● **WHAT TO DO**: Give the records again, every one, exactly.

● **RECORD EXTRACTS**:
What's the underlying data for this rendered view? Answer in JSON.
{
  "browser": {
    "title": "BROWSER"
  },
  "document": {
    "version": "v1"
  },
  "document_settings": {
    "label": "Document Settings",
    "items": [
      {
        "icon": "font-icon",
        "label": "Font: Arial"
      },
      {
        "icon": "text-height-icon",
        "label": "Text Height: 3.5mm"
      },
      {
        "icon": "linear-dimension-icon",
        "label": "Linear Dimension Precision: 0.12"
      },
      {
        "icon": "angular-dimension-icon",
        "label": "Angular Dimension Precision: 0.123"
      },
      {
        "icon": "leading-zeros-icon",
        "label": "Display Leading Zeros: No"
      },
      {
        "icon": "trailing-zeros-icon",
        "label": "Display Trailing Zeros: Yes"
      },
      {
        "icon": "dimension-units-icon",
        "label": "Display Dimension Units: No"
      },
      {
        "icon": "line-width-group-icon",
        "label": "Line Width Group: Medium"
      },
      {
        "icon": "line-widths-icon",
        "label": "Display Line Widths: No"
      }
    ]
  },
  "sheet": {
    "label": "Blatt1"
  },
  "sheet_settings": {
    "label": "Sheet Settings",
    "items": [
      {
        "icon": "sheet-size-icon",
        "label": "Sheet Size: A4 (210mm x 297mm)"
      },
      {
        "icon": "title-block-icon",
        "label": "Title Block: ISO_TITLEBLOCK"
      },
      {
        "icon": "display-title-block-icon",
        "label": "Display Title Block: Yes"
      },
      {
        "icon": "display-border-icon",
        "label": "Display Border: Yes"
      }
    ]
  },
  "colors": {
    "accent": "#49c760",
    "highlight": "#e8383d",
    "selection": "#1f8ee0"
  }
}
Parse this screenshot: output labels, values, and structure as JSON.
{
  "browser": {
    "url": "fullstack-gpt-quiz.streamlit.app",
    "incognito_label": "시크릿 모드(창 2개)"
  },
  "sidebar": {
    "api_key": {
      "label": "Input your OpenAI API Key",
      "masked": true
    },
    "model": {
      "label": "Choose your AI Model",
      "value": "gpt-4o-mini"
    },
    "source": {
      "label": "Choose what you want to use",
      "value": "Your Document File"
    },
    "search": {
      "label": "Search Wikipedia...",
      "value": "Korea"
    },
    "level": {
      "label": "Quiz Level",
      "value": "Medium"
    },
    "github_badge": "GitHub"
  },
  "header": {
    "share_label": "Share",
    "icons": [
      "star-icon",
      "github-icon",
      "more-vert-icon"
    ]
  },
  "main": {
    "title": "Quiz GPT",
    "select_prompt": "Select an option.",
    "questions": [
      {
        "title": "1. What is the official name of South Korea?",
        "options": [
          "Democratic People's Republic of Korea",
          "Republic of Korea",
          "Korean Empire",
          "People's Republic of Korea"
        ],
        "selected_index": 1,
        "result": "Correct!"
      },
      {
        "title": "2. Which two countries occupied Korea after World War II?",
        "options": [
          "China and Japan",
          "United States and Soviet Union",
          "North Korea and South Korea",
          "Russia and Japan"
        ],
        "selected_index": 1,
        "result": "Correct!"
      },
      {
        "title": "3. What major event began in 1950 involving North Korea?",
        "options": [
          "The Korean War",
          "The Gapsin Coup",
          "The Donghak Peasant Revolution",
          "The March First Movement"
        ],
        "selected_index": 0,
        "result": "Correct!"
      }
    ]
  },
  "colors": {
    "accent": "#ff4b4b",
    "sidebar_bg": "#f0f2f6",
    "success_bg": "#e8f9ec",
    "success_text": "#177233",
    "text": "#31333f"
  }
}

● **RESULT OF THE EXERCISE**:
What's the underlying data for this rendered view? Answer in JSON.
{
  "browser": {
    "title": "BROWSER"
  },
  "document": {
    "version": "v1"
  },
  "document_settings": {
    "label": "Document Settings",
    "items": [
      {
        "icon": "font-icon",
        "label": "Font: Arial"
      },
      {
        "icon": "text-height-icon",
        "label": "Text Height: 3.5mm"
      },
      {
        "icon": "linear-dimension-icon",
        "label": "Linear Dimension Precision: 0.12"
      },
      {
        "icon": "angular-dimension-icon",
        "label": "Angular Dimension Precision: 0.123"
      },
      {
        "icon": "leading-zeros-icon",
        "label": "Display Leading Zeros: No"
      },
      {
        "icon": "trailing-zeros-icon",
        "label": "Display Trailing Zeros: Yes"
      },
      {
        "icon": "dimension-units-icon",
        "label": "Display Dimension Units: No"
      },
      {
        "icon": "line-width-group-icon",
        "label": "Line Width Group: Medium"
      },
      {
        "icon": "line-widths-icon",
        "label": "Display Line Widths: No"
      }
    ]
  },
  "sheet": {
    "label": "Blatt1"
  },
  "sheet_settings": {
    "label": "Sheet Settings",
    "items": [
      {
        "icon": "sheet-size-icon",
        "label": "Sheet Size: A4 (210mm x 297mm)"
      },
      {
        "icon": "title-block-icon",
        "label": "Title Block: ISO_TITLEBLOCK"
      },
      {
        "icon": "display-title-block-icon",
        "label": "Display Title Block: Yes"
      },
      {
        "icon": "display-border-icon",
        "label": "Display Border: Yes"
      }
    ]
  },
  "colors": {
    "accent": "#49c760",
    "highlight": "#e8383d",
    "selection": "#1f8ee0"
  }
}
Parse this screenshot: output labels, values, and structure as JSON.
{
  "browser": {
    "url": "fullstack-gpt-quiz.streamlit.app",
    "incognito_label": "시크릿 모드(창 2개)"
  },
  "sidebar": {
    "api_key": {
      "label": "Input your OpenAI API Key",
      "masked": true
    },
    "model": {
      "label": "Choose your AI Model",
      "value": "gpt-4o-mini"
    },
    "source": {
      "label": "Choose what you want to use",
      "value": "Your Document File"
    },
    "search": {
      "label": "Search Wikipedia...",
      "value": "Korea"
    },
    "level": {
      "label": "Quiz Level",
      "value": "Medium"
    },
    "github_badge": "GitHub"
  },
  "header": {
    "share_label": "Share",
    "icons": [
      "star-icon",
      "github-icon",
      "more-vert-icon"
    ]
  },
  "main": {
    "title": "Quiz GPT",
    "select_prompt": "Select an option.",
    "questions": [
      {
        "title": "1. What is the official name of South Korea?",
        "options": [
          "Democratic People's Republic of Korea",
          "Republic of Korea",
          "Korean Empire",
          "People's Republic of Korea"
        ],
        "selected_index": 1,
        "result": "Correct!"
      },
      {
        "title": "2. Which two countries occupied Korea after World War II?",
        "options": [
          "China and Japan",
          "United States and Soviet Union",
          "North Korea and South Korea",
          "Russia and Japan"
        ],
        "selected_index": 1,
        "result": "Correct!"
      },
      {
        "title": "3. What major event began in 1950 involving North Korea?",
        "options": [
          "The Korean War",
          "The Gapsin Coup",
          "The Donghak Peasant Revolution",
          "The March First Movement"
        ],
        "selected_index": 0,
        "result": "Correct!"
      }
    ]
  },
  "colors": {
    "accent": "#ff4b4b",
    "sidebar_bg": "#f0f2f6",
    "success_bg": "#e8f9ec",
    "success_text": "#177233",
    "text": "#31333f"
  }
}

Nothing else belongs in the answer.